What the exercise asks
For the listing below, give the number of lines that hold the string "Body", without anything else.

┄┄┄┄┄┄

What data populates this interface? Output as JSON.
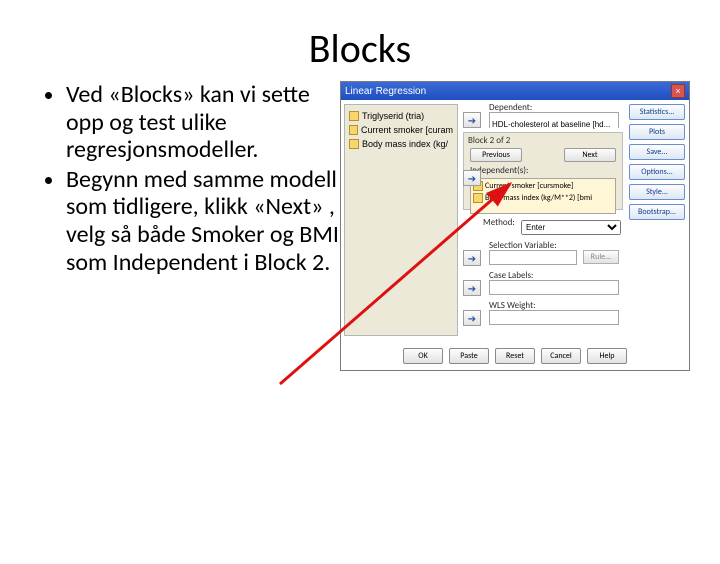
{
  "title": "Blocks",
  "bullets": [
    "Ved «Blocks» kan vi sette opp og test ulike regresjonsmodeller.",
    "Begynn med samme modell som tidligere, klikk «Next» , velg så både Smoker og BMI som Independent i Block 2."
  ],
  "dlg": {
    "title": "Linear Regression",
    "close": "×",
    "vars": [
      "Triglyserid (tria)",
      "Current smoker [curam",
      "Body mass index (kg/"
    ],
    "dep_label": "Dependent:",
    "dep_value": "HDL-cholesterol at baseline [hd...",
    "block_label": "Block 2 of 2",
    "prev": "Previous",
    "next": "Next",
    "indep_label": "Independent(s):",
    "indep": [
      "Current smoker [cursmoke]",
      "Body mass index (kg/M**2) [bmi"
    ],
    "method_label": "Method:",
    "method_value": "Enter",
    "sel_label": "Selection Variable:",
    "rule": "Rule...",
    "case_label": "Case Labels:",
    "wls_label": "WLS Weight:",
    "side": [
      "Statistics...",
      "Plots",
      "Save...",
      "Options...",
      "Style...",
      "Bootstrap..."
    ],
    "bottom": [
      "OK",
      "Paste",
      "Reset",
      "Cancel",
      "Help"
    ]
  }
}
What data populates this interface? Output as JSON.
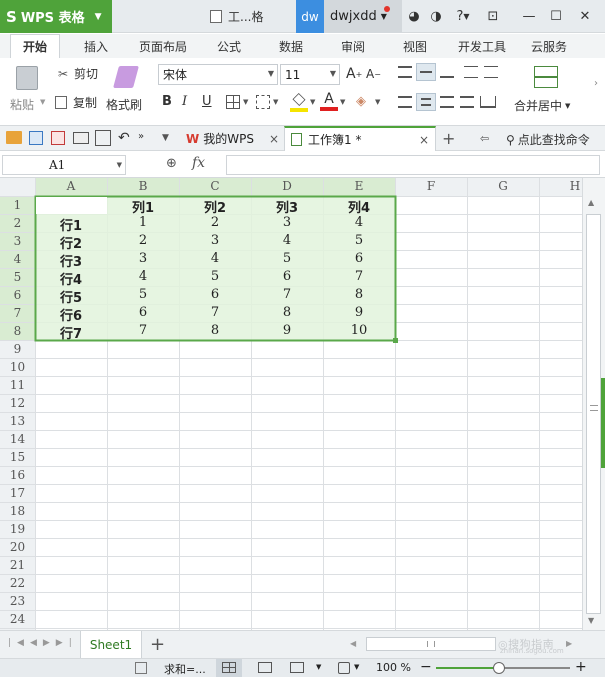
{
  "titlebar": {
    "app_name": "WPS 表格",
    "doc_tab": "工...格",
    "user_badge": "dw",
    "user_name": "dwjxdd",
    "help": "?"
  },
  "ribbon_tabs": [
    "开始",
    "插入",
    "页面布局",
    "公式",
    "数据",
    "审阅",
    "视图",
    "开发工具",
    "云服务"
  ],
  "ribbon": {
    "paste": "粘贴",
    "cut": "剪切",
    "copy": "复制",
    "format_painter": "格式刷",
    "font_name": "宋体",
    "font_size": "11",
    "bold": "B",
    "italic": "I",
    "underline": "U",
    "merge_center": "合并居中"
  },
  "doc_tabs": {
    "my_wps": "我的WPS",
    "workbook": "工作簿1 *",
    "search_cmd": "点此查找命令"
  },
  "formula_bar": {
    "name_box": "A1",
    "fx": "fx",
    "value": ""
  },
  "grid": {
    "columns": [
      "A",
      "B",
      "C",
      "D",
      "E",
      "F",
      "G",
      "H"
    ],
    "row_numbers": [
      "1",
      "2",
      "3",
      "4",
      "5",
      "6",
      "7",
      "8",
      "9",
      "10",
      "11",
      "12",
      "13",
      "14",
      "15",
      "16",
      "17",
      "18",
      "19",
      "20",
      "21",
      "22",
      "23",
      "24"
    ],
    "header_row": [
      "",
      "列1",
      "列2",
      "列3",
      "列4"
    ],
    "rows": [
      [
        "行1",
        "1",
        "2",
        "3",
        "4"
      ],
      [
        "行2",
        "2",
        "3",
        "4",
        "5"
      ],
      [
        "行3",
        "3",
        "4",
        "5",
        "6"
      ],
      [
        "行4",
        "4",
        "5",
        "6",
        "7"
      ],
      [
        "行5",
        "5",
        "6",
        "7",
        "8"
      ],
      [
        "行6",
        "6",
        "7",
        "8",
        "9"
      ],
      [
        "行7",
        "7",
        "8",
        "9",
        "10"
      ]
    ],
    "selection_fill": "#e2f3dc",
    "selection_border": "#5aa84a"
  },
  "sheet_bar": {
    "sheet_name": "Sheet1",
    "add": "+"
  },
  "status_bar": {
    "sum": "求和=...",
    "zoom": "100 %",
    "zoom_fraction": 0.47
  },
  "watermark": "zhinan.sogou.com"
}
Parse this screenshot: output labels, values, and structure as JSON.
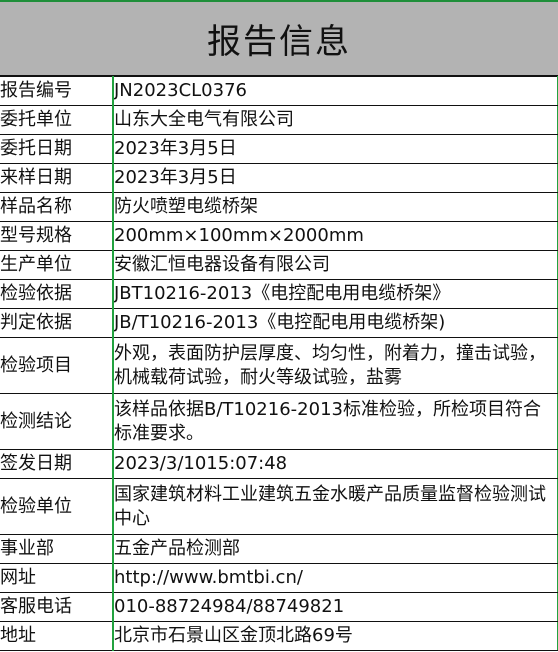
{
  "title": "报告信息",
  "rows": [
    {
      "label": "报告编号",
      "value": "JN2023CL0376"
    },
    {
      "label": "委托单位",
      "value": "山东大全电气有限公司"
    },
    {
      "label": "委托日期",
      "value": "2023年3月5日"
    },
    {
      "label": "来样日期",
      "value": "2023年3月5日"
    },
    {
      "label": "样品名称",
      "value": "防火喷塑电缆桥架"
    },
    {
      "label": "型号规格",
      "value": "200mm×100mm×2000mm"
    },
    {
      "label": "生产单位",
      "value": "安徽汇恒电器设备有限公司"
    },
    {
      "label": "检验依据",
      "value": "JBT10216-2013《电控配电用电缆桥架》"
    },
    {
      "label": "判定依据",
      "value": "JB/T10216-2013《电控配电用电缆桥架)"
    },
    {
      "label": "检验项目",
      "value": "外观，表面防护层厚度、均匀性，附着力，撞击试验，机械载荷试验，耐火等级试验，盐雾"
    },
    {
      "label": "检测结论",
      "value": "该样品依据B/T10216-2013标准检验，所检项目符合标准要求。"
    },
    {
      "label": "签发日期",
      "value": "2023/3/1015:07:48"
    },
    {
      "label": "检验单位",
      "value": "国家建筑材料工业建筑五金水暖产品质量监督检验测试中心"
    },
    {
      "label": "事业部",
      "value": "五金产品检测部"
    },
    {
      "label": "网址",
      "value": "http://www.bmtbi.cn/"
    },
    {
      "label": "客服电话",
      "value": "010-88724984/88749821"
    },
    {
      "label": "地址",
      "value": "北京市石景山区金顶北路69号"
    }
  ]
}
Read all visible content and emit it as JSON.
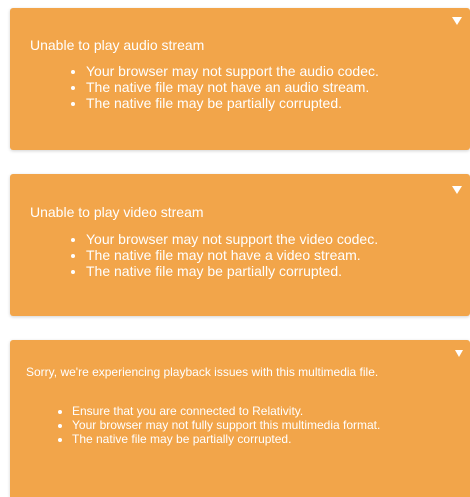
{
  "colors": {
    "alert_background": "#f2a54a",
    "alert_text": "#ffffff"
  },
  "alerts": [
    {
      "title": "Unable to play audio stream",
      "toggle_icon": "triangle-down-icon",
      "items": [
        "Your browser may not support the audio codec.",
        "The native file may not have an audio stream.",
        "The native file may be partially corrupted."
      ]
    },
    {
      "title": "Unable to play video stream",
      "toggle_icon": "triangle-down-icon",
      "items": [
        "Your browser may not support the video codec.",
        "The native file may not have a video stream.",
        "The native file may be partially corrupted."
      ]
    },
    {
      "title": "Sorry, we're experiencing playback issues with this multimedia file.",
      "toggle_icon": "triangle-down-icon",
      "items": [
        "Ensure that you are connected to Relativity.",
        "Your browser may not fully support this multimedia format.",
        "The native file may be partially corrupted."
      ]
    }
  ]
}
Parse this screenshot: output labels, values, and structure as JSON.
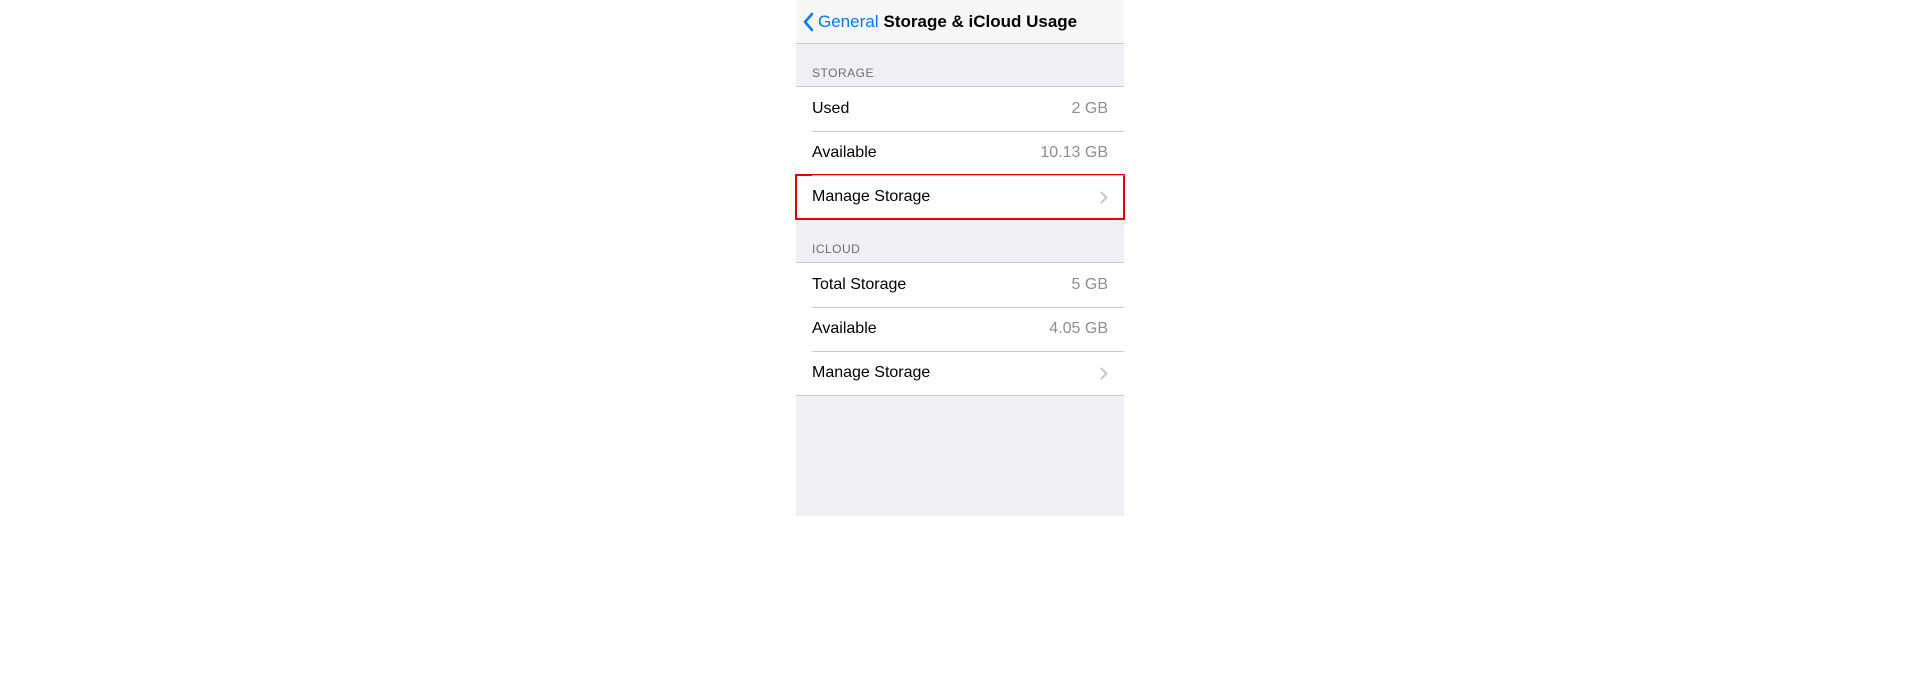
{
  "nav": {
    "back_label": "General",
    "title": "Storage & iCloud Usage"
  },
  "sections": {
    "storage": {
      "header": "Storage",
      "used_label": "Used",
      "used_value": "2 GB",
      "available_label": "Available",
      "available_value": "10.13 GB",
      "manage_label": "Manage Storage"
    },
    "icloud": {
      "header": "iCloud",
      "total_label": "Total Storage",
      "total_value": "5 GB",
      "available_label": "Available",
      "available_value": "4.05 GB",
      "manage_label": "Manage Storage"
    }
  }
}
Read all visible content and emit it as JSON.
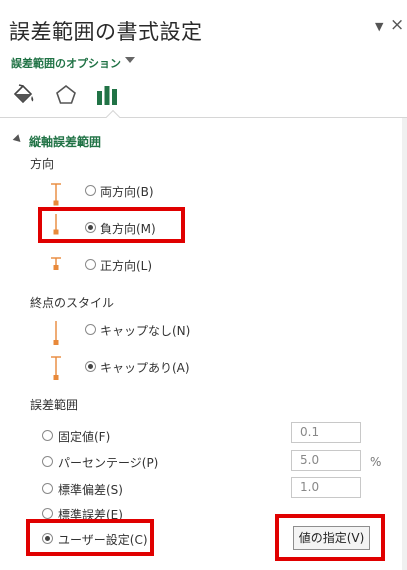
{
  "pane": {
    "title": "誤差範囲の書式設定",
    "pin_icon": "▼",
    "close_icon": "×",
    "options_label": "誤差範囲のオプション"
  },
  "tabs": [
    {
      "name": "fill-line",
      "icon": "paint-bucket-icon"
    },
    {
      "name": "effects",
      "icon": "pentagon-icon"
    },
    {
      "name": "options",
      "icon": "bar-chart-icon",
      "selected": true
    }
  ],
  "section": {
    "label": "縦軸誤差範囲"
  },
  "direction": {
    "label": "方向",
    "options": [
      {
        "label": "両方向(B)",
        "checked": false
      },
      {
        "label": "負方向(M)",
        "checked": true
      },
      {
        "label": "正方向(L)",
        "checked": false
      }
    ]
  },
  "end_style": {
    "label": "終点のスタイル",
    "options": [
      {
        "label": "キャップなし(N)",
        "checked": false
      },
      {
        "label": "キャップあり(A)",
        "checked": true
      }
    ]
  },
  "error_amount": {
    "label": "誤差範囲",
    "options": [
      {
        "label": "固定値(F)",
        "checked": false,
        "value": "0.1"
      },
      {
        "label": "パーセンテージ(P)",
        "checked": false,
        "value": "5.0",
        "unit": "%"
      },
      {
        "label": "標準偏差(S)",
        "checked": false,
        "value": "1.0"
      },
      {
        "label": "標準誤差(E)",
        "checked": false
      },
      {
        "label": "ユーザー設定(C)",
        "checked": true
      }
    ],
    "specify_button": "値の指定(V)"
  },
  "colors": {
    "accent": "#217346",
    "icon_orange": "#e8893a",
    "highlight": "#e00000"
  }
}
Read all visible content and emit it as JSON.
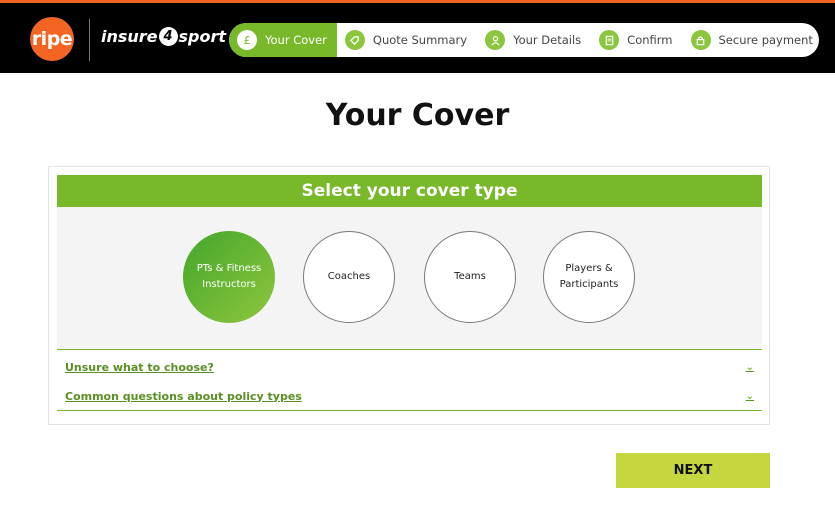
{
  "header": {
    "logo_text": "ripe",
    "brand_pre": "insure",
    "brand_mid": "4",
    "brand_post": "sport",
    "accent_color": "#f26522",
    "steps": [
      {
        "label": "Your Cover",
        "icon": "pound-icon",
        "active": true
      },
      {
        "label": "Quote Summary",
        "icon": "tag-icon",
        "active": false
      },
      {
        "label": "Your Details",
        "icon": "user-icon",
        "active": false
      },
      {
        "label": "Confirm",
        "icon": "document-icon",
        "active": false
      },
      {
        "label": "Secure payment",
        "icon": "lock-icon",
        "active": false
      }
    ]
  },
  "page": {
    "title": "Your Cover"
  },
  "cover_select": {
    "heading": "Select your cover type",
    "brand_green": "#78b829",
    "options": [
      {
        "label": "PTs & Fitness Instructors",
        "selected": true
      },
      {
        "label": "Coaches",
        "selected": false
      },
      {
        "label": "Teams",
        "selected": false
      },
      {
        "label": "Players & Participants",
        "selected": false
      }
    ],
    "faqs": [
      {
        "label": "Unsure what to choose?"
      },
      {
        "label": "Common questions about policy types"
      }
    ]
  },
  "actions": {
    "next_label": "NEXT",
    "next_color": "#c6d63f"
  }
}
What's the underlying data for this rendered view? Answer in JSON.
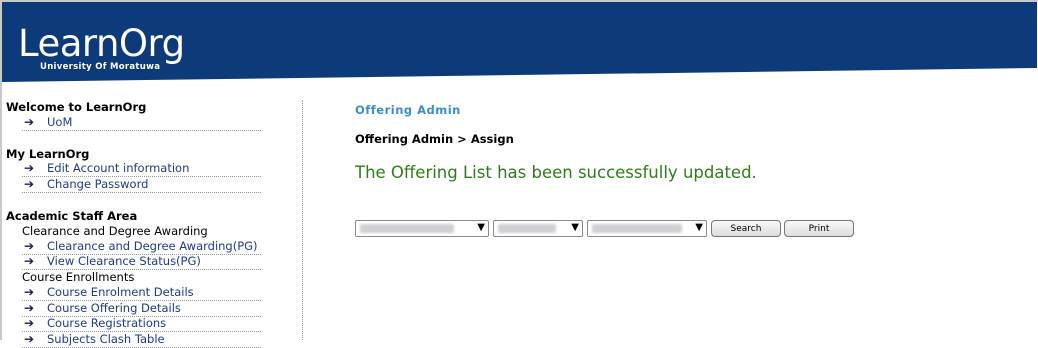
{
  "header": {
    "logo_text": "LearnOrg",
    "logo_subtitle": "University Of Moratuwa",
    "brand_color": "#0d3b7a"
  },
  "sidebar": {
    "welcome": {
      "title": "Welcome to LearnOrg",
      "items": [
        "UoM"
      ]
    },
    "my_learnorg": {
      "title": "My LearnOrg",
      "items": [
        "Edit Account information",
        "Change Password"
      ]
    },
    "academic": {
      "title": "Academic Staff Area",
      "groups": [
        {
          "label": "Clearance and Degree Awarding",
          "items": [
            "Clearance and Degree Awarding(PG)",
            "View Clearance Status(PG)"
          ]
        },
        {
          "label": "Course Enrollments",
          "items": [
            "Course Enrolment Details",
            "Course Offering Details",
            "Course Registrations",
            "Subjects Clash Table"
          ]
        }
      ]
    }
  },
  "main": {
    "section_title": "Offering Admin",
    "breadcrumb": "Offering Admin > Assign",
    "message": "The Offering List has been successfully updated.",
    "message_color": "#2e7d1a",
    "controls": {
      "search_label": "Search",
      "print_label": "Print"
    }
  }
}
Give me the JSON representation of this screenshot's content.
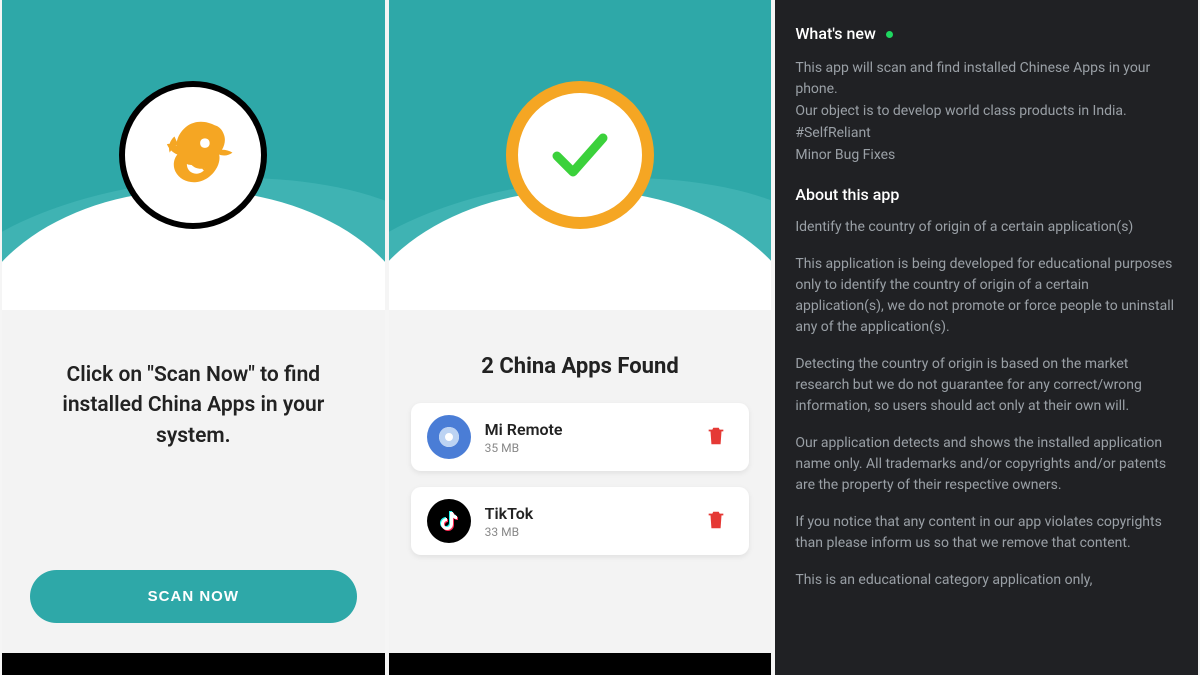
{
  "panel1": {
    "intro": "Click on \"Scan Now\" to find installed China Apps in your system.",
    "scan_button": "SCAN NOW"
  },
  "panel2": {
    "title": "2 China Apps Found",
    "apps": [
      {
        "name": "Mi Remote",
        "size": "35 MB",
        "icon": "mi-remote-icon"
      },
      {
        "name": "TikTok",
        "size": "33 MB",
        "icon": "tiktok-icon"
      }
    ]
  },
  "panel3": {
    "whats_new_header": "What's new",
    "whats_new_lines": {
      "l1": "This app will scan and find installed Chinese Apps in your phone.",
      "l2": "Our object is to develop world class products in India.",
      "l3": "#SelfReliant",
      "l4": "Minor Bug Fixes"
    },
    "about_header": "About this app",
    "about_tagline": "Identify the country of origin of a certain application(s)",
    "about_p1": "This application is being developed for educational purposes only to identify the country of origin of a certain application(s), we do not promote or force people to uninstall any of the application(s).",
    "about_p2": "Detecting the country of origin is based on the market research but we do not guarantee for any correct/wrong information, so users should act only at their own will.",
    "about_p3": "Our application detects and shows the installed application name only. All trademarks and/or copyrights and/or patents are the property of their respective owners.",
    "about_p4": "If you notice that any content in our app violates copyrights than please inform us so that we remove that content.",
    "about_p5": "This is an educational category application only,"
  },
  "colors": {
    "teal": "#2ea8a8",
    "accent_orange": "#f5a623",
    "check_green": "#3bd13b",
    "trash_red": "#e53935",
    "dark_bg": "#202124"
  }
}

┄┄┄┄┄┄

Reply to the task
2